A more stinging rebuke was posted on the same day by Sanad al-Hamdani, the manager of AAH’s al-Ahad TV, who tweeted: “[I have] a very perplexing question. Is Masjedi Iran's ambassador to Iraq or [Iraqi prime minister Mustafa al-] Kadhimi's ambassador to Iran?” (Figure 5).
Information from Iraqi contacts also indicates that the muqawama are internally criticizing Qods Force leader Esmail Qaani. For instance, some have said that Qaani's late predecessor Qasem Soleimani was their only commander.
Such messaging indicates that AAH and KH have decided to escalate if their political parties are marginalized in the government formation process. The November 7 drone attack on the prime minister's residence was apparently aimed at getting militias back to the negotiating table, and the incident did in fact secure them at least one meeting with Iraq's highest authorities. Yet if those discussions do not win them shares in the next government, they seem willing to go even further; hence, they are asking followers to “embark” on their ship and begin the dangerous journey toward escalation.

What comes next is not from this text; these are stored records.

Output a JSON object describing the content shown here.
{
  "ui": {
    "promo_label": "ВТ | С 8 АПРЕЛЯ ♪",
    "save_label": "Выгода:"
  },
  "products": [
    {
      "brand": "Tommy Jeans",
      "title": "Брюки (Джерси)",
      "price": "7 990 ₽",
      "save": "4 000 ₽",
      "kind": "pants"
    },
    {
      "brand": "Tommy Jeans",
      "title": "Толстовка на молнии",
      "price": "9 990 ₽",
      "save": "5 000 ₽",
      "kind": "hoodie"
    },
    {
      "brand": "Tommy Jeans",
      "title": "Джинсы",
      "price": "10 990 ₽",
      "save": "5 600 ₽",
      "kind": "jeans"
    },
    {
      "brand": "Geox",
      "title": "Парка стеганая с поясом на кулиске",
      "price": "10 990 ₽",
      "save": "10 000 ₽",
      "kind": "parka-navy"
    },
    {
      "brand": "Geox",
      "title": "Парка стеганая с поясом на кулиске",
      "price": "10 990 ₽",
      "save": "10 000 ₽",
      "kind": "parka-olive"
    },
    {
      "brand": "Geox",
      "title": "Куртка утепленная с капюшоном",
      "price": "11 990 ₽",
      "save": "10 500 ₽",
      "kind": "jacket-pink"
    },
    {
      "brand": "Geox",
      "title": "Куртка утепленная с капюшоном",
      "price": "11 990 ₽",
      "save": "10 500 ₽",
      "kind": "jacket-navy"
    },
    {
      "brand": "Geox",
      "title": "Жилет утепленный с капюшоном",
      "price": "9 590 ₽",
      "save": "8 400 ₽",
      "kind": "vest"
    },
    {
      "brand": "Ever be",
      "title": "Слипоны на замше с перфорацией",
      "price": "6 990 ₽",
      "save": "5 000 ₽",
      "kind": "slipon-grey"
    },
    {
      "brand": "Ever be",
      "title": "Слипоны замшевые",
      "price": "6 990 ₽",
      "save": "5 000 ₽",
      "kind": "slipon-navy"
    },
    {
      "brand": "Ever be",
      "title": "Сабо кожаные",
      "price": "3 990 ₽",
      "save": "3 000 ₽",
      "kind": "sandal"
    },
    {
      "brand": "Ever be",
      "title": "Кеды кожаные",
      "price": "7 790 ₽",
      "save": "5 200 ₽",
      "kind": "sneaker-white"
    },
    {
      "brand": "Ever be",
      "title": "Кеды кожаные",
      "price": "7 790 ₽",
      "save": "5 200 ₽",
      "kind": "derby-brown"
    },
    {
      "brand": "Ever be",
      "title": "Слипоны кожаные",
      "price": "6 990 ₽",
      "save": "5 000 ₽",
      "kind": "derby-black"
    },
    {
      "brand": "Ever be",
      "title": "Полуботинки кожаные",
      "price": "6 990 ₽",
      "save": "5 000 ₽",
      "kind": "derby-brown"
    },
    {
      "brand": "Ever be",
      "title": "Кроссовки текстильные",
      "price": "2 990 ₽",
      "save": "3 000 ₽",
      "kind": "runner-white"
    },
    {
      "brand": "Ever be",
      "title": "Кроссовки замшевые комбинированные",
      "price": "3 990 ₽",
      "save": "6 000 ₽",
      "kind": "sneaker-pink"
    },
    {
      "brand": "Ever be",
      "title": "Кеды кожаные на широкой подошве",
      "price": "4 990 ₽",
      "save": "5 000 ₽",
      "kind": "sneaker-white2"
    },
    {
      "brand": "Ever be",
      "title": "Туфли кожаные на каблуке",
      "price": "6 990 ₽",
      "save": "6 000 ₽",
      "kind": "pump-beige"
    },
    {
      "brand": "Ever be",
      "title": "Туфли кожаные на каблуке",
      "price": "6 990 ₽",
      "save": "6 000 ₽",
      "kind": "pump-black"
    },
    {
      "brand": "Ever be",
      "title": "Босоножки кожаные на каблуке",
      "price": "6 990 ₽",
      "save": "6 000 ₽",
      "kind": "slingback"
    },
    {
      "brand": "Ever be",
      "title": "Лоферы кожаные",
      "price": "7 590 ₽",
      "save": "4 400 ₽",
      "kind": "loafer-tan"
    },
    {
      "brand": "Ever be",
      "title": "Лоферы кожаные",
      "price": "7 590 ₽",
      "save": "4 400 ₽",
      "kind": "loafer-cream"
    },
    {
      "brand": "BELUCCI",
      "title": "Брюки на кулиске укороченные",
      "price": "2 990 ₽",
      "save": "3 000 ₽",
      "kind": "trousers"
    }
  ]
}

If so, AAH and KH will be flouting Iran’s apparent directives to de-escalate the crisis. Their brewing schism with Tehran began before Qaani visited Baghdad last week. After recent clashes in front of the International Zone, Sabereen News harshly criticized Iran for not publicizing the clashes sufficiently, issuing an angry Farsi message that read: “Iran’s state media outlets, you should be ashamed! We gave blood today, a shoe of a martyr is more valuable than Kadhimi...This was not a friction, this was a massacre [carried out] by a sniper” (Figure 6).
In Militia Spotlight's view, the drastic escalation seen since November 7 has at least two audiences in mind. In addition to taking back the initiative from Iraqi rivals, AAH and at least part of KH seem intent on showing Iran what happens when the muqawama feel insufficiently supported in their moment of ultimate need.